|School Bus Radio Service No Music to Some Parents' Ears
Daniel de Vise
The Washington Post
December 11, 2008
For thousands of students in the Rockville area, the daily ride to school is accompanied by a carefully programmed soundtrack: pop hits pruned of profane lyrics, public service announcements about seat belts and a few minutes of advertisements aimed at the school bus demographic.
Montgomery County parents and national children's advocacy groups are questioning the school system's experiment with BusRadio, a private network that broadcasts sanitized music and ads to a captive audience of student passengers.
Consumers Union, the National PTA and other groups oppose exposing students to commercial radio on the bus, time they might otherwise pass in quiet reflection or conversing with friends. BusRadio has revived arguments raised two decades ago against Channel One, a company that offers ad-laden television news broadcasts in classrooms.
Promoters of the radio service say it has proved popular among schools nationwide because it calms and distracts students. Many school bus drivers turn on the radio when they carry passengers, a technique known to reduce bullying and fights.
BusRadio is offered to school systems at no cost, and schools reap 5 percent of ad revenue. That's a bonus for school officials who face budget shortages. In two years, the service has expanded from a startup to 10,000 buses in 24 states. Fifty Montgomery buses have the service, the company's first foray into the Washington region.
"I just thought it was for the bus driver," said Steve Shulman, president of the Needham, Mass., company. "That music does calm the beast."
Shulman said he was inspired to start the company, with a co-founder, after his 8-year-old son came home from summer camp one day and asked about an ad he had heard on the bus for Viagra.
An hour of BusRadio broadcasts contains, on average, four minutes of ads, less than on regular broadcast radio. The music is screened for subject matter and foul language. Ads must be positive and age-appropriate, Shulman said: "If we have apparel companies, they don't tell kids to go out and buy the hundred-dollar sneakers, they tell kids to go out and exercise."

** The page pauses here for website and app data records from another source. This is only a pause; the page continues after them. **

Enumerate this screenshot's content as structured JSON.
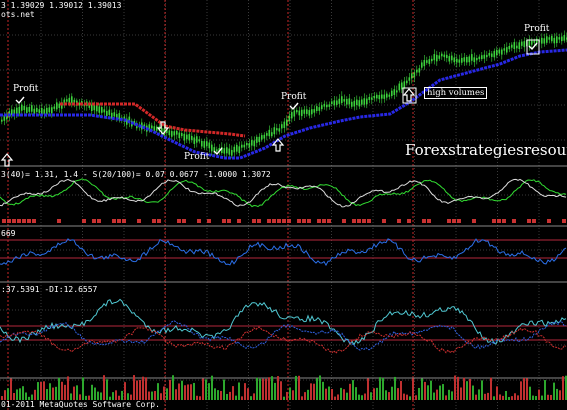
{
  "header": {
    "price_line": "3 1.39029 1.39012 1.39013",
    "site_fragment": "ots.net"
  },
  "main": {
    "profit_labels": [
      "Profit",
      "Profit",
      "Profit",
      "Profit"
    ],
    "high_volumes": "high volumes",
    "watermark": "Forexstrategiesresour"
  },
  "panels": {
    "indicator1_header": "3(40)= 1.31, 1.4 - S(20/100)= 0.07  0.0677 -1.0000 1.3072",
    "indicator2_header": "669",
    "indicator3_header": ":37.5391 -DI:12.6557",
    "footer": "01-2011 MetaQuotes Software Corp."
  },
  "colors": {
    "background": "#000000",
    "candles": "#3cd23c",
    "resistance": "#d22828",
    "support": "#2828e6",
    "osc_green": "#32dc32",
    "osc_white": "#dcdcdc",
    "rsi_line": "#2b6fe8",
    "level_line": "#b4283c",
    "adx_cyan": "#50c8d2",
    "vertical_marker": "#c82828"
  },
  "icons": [
    "arrow-down-icon",
    "arrow-up-icon",
    "checkmark-icon"
  ]
}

Detractors say BusRadio exists to target ads at children. Parents and consumer advocates nationwide have sought to eliminate advertising from campuses. Some school systems have rejected the service, said Robert Weissman, managing director of the consumer group Commercial Alert, based in the District.

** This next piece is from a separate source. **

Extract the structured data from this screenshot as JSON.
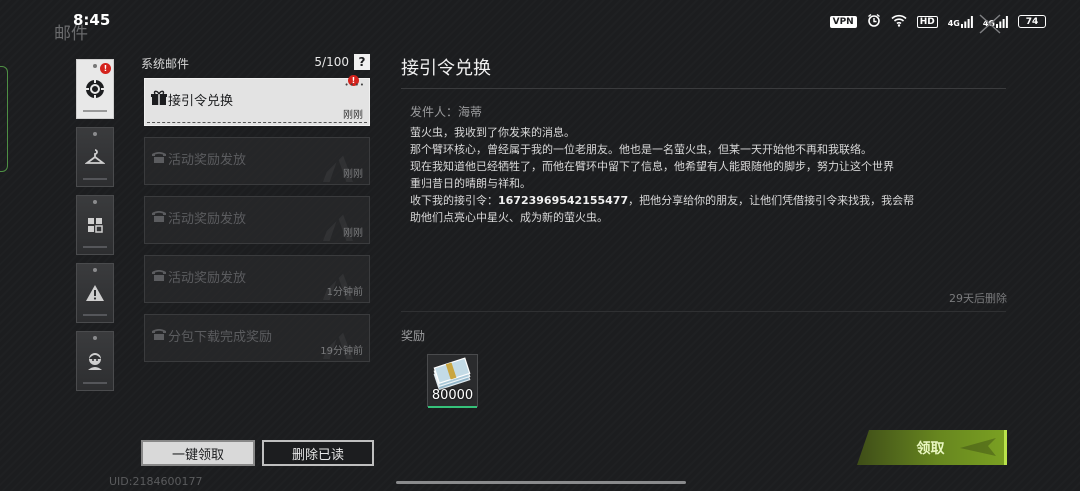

Weissman characterizes BusRadio as "an advertising company masquerading as a satellite radio network that aims to exploit a captive audience of young children." An Alabama consumer group called Obligation Inc. lobbied Montgomery education officials last month against using the company, writing that its true aim was "to sell children's attention to advertisers that BusRadio solely chooses." Another group, the Campaign for a Commercial-Free Childhood, said it sent a letter to Montgomery Superintendent Jerry D. Weast yesterday urging him to cancel the service.
The county PTA has not taken a position on BusRadio, but President Kay Romero said the group is seeking to learn more.
"You have to be concerned, when your children are a captive audience on the bus, what they're listening to," she said.
The Montgomery system introduced BusRadio in February as a trial, installing units on routes that serve about 6,000 students in the Rockville area, out of 139,000 countywide.
Many bus drivers already played the radio, and parents occasionally complained about objectionable broadcasts. School officials instruct drivers not to play certain stations, based on their content.
"The problem is, there's very little option in the radio world . . . that isn't in some ways offensive," said John Matthews, the system's transportation director. He called BusRadio "innocuous." The service also includes a "panic button" that puts drivers in touch with emergency rescuers, technology the school system could not otherwise afford, he said.
School officials plan to empanel a small group of parents, employees and administrators who have sampled the service to gauge support for expanding it to all of the county's 1,272 buses. Matthews said the only resistance so far has come from drivers, who grow fatigued of the steady diet of Hannah Montana and the Jonas Brothers.
Parent advocates seized on the issue this week, however, in a flurry of e-mails from the activist Parents' Coalition of Montgomery County to elected officials and others, suggesting a battle ahead.
Amy Soukup, 17, a senior at Magruder High School, said BusRadio is neither better nor worse than the melange of broadcast offerings she has heard on the bus in years past.
"We had one bus driver," she recalled, "who was really into jazz and polka." Students, meanwhile, are so varied in their tastes it would be impossible to please them all.
"It's not awful," she said. "I mean, the stuff they play is a little outmoded. It's the big releases from six months ago. . . . Most kids on the bus are listening to their iPods, anyway."